- [PROBLEM TO WORK ON]:
Where a line in the listing below contains the word "Accumulation", copy that line.

- [INFORMATION GIVEN]:
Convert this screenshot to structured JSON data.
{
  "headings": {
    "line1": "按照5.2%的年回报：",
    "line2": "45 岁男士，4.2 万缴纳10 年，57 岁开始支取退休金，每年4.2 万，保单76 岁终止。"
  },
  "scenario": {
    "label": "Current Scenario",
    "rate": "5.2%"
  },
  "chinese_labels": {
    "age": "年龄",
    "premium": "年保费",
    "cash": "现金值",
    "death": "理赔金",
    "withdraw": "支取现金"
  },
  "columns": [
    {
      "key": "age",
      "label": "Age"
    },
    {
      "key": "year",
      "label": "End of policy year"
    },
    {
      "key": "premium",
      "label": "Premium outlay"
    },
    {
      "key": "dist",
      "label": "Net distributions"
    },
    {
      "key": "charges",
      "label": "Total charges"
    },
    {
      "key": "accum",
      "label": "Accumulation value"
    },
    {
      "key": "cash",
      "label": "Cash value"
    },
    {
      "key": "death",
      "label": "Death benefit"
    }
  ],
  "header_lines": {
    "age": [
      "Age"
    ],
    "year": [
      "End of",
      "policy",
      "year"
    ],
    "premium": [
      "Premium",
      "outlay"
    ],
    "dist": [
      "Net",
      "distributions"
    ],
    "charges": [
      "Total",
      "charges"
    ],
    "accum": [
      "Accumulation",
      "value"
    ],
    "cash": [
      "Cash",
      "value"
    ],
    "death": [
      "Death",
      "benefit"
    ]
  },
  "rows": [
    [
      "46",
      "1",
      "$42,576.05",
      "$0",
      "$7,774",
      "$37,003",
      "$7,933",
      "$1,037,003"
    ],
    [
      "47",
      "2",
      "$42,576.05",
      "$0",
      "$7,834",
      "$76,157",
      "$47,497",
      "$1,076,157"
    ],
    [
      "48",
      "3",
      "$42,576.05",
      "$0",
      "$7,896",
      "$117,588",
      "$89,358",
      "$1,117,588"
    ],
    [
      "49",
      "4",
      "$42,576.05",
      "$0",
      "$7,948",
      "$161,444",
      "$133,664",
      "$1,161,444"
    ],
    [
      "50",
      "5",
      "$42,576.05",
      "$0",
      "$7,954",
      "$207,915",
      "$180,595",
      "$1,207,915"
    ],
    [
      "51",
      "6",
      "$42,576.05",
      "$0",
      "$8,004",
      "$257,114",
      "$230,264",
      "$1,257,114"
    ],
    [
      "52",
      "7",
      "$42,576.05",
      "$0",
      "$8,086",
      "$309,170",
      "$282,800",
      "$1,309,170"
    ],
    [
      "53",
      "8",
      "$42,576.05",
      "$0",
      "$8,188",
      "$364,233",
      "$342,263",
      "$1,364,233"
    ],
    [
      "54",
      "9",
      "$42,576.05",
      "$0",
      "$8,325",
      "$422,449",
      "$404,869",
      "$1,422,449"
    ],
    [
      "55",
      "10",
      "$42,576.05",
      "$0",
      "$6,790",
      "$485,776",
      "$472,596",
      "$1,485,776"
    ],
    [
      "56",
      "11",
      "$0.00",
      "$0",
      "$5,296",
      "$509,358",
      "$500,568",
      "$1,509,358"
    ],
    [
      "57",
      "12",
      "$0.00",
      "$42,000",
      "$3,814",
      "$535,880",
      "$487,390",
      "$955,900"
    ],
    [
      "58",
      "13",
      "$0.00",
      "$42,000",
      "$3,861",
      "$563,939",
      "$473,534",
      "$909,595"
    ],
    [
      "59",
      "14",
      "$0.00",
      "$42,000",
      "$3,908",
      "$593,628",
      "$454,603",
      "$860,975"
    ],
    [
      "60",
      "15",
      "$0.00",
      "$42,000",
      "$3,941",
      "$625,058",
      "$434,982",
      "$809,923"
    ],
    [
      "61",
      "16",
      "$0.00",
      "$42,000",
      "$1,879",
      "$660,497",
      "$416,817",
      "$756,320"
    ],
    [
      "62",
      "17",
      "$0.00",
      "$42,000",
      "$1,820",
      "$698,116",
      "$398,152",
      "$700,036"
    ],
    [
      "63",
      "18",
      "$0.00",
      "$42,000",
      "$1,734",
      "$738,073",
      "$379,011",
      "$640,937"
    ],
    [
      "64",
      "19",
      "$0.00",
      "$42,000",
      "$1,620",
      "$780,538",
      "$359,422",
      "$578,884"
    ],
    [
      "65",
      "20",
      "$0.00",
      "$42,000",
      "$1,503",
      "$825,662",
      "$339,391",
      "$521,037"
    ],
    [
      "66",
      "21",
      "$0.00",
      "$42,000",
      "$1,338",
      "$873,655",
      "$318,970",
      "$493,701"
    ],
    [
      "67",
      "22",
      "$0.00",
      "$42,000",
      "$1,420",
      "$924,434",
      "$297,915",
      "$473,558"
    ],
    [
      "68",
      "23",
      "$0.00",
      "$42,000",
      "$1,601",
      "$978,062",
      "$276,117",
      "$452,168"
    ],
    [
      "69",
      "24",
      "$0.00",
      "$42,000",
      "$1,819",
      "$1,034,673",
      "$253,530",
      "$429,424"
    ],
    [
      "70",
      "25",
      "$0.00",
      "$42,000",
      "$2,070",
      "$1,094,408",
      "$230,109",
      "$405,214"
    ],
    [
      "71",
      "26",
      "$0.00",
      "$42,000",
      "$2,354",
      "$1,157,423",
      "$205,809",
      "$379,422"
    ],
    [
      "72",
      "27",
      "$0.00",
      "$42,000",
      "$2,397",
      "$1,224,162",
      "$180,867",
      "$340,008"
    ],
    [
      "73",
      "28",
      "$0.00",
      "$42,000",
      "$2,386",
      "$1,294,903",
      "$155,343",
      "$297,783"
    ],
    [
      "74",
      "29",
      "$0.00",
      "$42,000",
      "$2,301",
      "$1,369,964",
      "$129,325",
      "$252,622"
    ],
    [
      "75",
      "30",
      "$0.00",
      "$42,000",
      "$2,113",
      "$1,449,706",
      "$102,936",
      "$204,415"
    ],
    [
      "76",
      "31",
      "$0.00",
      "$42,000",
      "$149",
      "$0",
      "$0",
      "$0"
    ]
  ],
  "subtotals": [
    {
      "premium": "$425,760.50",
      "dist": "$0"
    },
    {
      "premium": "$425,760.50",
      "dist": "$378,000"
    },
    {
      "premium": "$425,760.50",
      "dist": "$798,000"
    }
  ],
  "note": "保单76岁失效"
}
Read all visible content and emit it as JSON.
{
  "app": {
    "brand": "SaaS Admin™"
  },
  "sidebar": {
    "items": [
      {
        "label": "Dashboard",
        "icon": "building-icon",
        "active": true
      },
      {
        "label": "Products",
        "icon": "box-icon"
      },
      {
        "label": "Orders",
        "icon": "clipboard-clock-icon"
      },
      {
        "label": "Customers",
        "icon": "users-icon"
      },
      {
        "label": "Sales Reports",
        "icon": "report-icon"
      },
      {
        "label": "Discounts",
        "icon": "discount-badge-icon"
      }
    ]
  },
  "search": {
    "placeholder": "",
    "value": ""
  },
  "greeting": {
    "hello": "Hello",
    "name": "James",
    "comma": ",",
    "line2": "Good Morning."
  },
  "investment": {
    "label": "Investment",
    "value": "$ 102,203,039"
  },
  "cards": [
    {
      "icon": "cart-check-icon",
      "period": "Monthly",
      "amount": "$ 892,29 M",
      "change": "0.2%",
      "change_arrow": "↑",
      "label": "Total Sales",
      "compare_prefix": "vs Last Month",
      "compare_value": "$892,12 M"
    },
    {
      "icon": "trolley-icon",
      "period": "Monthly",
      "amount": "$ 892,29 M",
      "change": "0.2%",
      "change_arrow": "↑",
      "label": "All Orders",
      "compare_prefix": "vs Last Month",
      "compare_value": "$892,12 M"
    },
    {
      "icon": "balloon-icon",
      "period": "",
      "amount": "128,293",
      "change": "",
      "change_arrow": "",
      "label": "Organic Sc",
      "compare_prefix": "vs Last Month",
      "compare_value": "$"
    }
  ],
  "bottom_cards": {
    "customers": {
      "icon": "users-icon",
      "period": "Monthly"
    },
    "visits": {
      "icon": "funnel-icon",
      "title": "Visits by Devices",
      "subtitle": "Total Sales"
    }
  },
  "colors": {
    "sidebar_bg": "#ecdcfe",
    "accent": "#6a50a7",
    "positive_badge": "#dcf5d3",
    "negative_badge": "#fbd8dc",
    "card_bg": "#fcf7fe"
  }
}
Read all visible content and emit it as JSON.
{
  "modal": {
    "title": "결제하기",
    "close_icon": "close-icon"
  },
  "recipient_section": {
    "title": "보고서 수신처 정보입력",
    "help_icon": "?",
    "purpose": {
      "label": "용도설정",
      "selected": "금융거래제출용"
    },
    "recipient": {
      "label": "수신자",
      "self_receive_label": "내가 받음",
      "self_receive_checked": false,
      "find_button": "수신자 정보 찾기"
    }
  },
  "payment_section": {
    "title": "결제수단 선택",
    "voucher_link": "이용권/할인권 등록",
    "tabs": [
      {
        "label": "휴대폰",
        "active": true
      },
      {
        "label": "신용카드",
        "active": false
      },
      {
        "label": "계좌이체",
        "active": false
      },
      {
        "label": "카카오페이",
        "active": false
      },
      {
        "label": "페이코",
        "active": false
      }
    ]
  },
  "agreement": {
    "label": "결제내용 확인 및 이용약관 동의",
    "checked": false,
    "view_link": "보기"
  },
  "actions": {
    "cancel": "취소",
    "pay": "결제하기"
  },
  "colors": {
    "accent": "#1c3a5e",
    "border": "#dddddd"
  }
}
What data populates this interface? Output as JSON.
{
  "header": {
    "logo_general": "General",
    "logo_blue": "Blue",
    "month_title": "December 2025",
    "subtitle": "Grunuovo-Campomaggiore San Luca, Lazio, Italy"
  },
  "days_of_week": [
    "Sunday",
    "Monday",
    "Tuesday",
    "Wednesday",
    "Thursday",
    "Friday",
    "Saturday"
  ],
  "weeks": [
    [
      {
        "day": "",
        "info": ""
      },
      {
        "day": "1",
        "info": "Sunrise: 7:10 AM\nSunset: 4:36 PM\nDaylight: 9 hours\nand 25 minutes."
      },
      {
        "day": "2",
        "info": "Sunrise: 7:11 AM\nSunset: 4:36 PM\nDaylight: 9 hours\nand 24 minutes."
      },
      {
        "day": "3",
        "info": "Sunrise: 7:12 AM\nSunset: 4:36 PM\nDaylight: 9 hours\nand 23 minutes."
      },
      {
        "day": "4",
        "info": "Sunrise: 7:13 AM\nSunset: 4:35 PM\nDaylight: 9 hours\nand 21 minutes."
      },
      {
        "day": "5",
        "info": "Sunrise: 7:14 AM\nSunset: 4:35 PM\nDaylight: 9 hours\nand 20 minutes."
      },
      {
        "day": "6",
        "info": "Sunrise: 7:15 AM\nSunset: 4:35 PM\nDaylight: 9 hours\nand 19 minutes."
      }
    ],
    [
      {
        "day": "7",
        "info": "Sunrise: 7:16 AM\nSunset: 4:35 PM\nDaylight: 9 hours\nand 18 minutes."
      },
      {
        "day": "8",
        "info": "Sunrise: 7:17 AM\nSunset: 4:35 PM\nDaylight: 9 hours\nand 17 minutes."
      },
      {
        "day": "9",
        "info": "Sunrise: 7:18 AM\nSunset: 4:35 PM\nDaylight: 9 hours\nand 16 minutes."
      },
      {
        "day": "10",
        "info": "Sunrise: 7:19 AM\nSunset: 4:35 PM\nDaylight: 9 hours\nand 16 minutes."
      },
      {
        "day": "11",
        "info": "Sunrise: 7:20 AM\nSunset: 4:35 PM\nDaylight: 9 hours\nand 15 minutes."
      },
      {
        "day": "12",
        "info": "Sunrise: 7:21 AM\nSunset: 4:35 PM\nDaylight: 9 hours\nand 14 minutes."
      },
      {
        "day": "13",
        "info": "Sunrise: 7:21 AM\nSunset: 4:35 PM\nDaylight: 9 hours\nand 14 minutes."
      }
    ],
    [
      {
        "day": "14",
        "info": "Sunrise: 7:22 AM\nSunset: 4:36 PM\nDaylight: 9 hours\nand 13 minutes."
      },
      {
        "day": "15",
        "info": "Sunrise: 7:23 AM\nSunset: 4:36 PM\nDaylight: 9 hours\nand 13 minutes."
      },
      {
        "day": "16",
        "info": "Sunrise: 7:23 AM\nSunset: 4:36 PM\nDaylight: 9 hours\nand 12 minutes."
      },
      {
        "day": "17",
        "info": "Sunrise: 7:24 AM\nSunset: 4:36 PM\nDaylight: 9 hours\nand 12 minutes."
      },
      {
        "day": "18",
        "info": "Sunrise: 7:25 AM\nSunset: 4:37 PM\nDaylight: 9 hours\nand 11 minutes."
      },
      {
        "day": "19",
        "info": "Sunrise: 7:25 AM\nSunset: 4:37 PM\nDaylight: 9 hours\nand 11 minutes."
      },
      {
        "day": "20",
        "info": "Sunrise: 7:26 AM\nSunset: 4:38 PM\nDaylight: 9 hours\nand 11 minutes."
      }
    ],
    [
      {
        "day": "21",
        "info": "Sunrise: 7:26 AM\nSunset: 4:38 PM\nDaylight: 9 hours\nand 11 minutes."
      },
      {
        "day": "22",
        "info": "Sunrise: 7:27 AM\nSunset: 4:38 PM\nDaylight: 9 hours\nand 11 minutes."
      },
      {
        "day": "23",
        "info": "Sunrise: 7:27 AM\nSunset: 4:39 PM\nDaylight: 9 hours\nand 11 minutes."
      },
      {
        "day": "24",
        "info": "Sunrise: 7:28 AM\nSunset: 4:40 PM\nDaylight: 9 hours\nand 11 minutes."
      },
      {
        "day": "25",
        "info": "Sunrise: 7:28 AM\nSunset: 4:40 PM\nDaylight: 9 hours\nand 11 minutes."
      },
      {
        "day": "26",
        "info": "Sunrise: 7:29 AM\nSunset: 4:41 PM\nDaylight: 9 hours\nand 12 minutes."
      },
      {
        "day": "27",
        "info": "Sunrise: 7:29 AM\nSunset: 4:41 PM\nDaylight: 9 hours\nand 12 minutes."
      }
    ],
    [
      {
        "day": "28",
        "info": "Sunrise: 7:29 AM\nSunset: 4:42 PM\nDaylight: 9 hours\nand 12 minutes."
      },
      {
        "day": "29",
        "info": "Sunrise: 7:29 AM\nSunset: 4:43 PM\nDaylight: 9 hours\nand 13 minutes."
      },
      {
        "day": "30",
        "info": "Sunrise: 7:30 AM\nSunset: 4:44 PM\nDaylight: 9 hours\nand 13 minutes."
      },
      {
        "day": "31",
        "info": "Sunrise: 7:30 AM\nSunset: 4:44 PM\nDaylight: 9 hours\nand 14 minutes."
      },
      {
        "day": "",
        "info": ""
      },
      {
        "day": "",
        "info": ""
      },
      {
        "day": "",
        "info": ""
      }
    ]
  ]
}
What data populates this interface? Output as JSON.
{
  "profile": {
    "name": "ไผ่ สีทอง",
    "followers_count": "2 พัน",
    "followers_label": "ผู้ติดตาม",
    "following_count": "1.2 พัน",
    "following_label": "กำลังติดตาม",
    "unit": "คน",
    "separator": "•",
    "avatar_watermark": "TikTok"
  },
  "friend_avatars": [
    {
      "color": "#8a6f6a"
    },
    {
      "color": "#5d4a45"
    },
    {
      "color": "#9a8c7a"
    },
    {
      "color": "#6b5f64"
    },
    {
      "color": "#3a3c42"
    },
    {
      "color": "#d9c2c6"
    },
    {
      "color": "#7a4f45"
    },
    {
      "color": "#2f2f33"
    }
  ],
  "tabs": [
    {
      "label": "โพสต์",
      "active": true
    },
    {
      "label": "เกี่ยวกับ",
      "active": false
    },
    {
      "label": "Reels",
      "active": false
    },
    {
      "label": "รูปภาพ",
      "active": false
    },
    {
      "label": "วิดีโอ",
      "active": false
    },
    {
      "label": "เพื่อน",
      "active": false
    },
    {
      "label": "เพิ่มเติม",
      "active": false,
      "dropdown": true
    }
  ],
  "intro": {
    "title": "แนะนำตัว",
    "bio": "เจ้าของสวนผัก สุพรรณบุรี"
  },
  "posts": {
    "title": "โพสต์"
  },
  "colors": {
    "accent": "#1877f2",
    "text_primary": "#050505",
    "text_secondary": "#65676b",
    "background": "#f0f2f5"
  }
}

- [ANSWER TO THE PROBLEM]:
      "label": "Accumulation value"
      "Accumulation",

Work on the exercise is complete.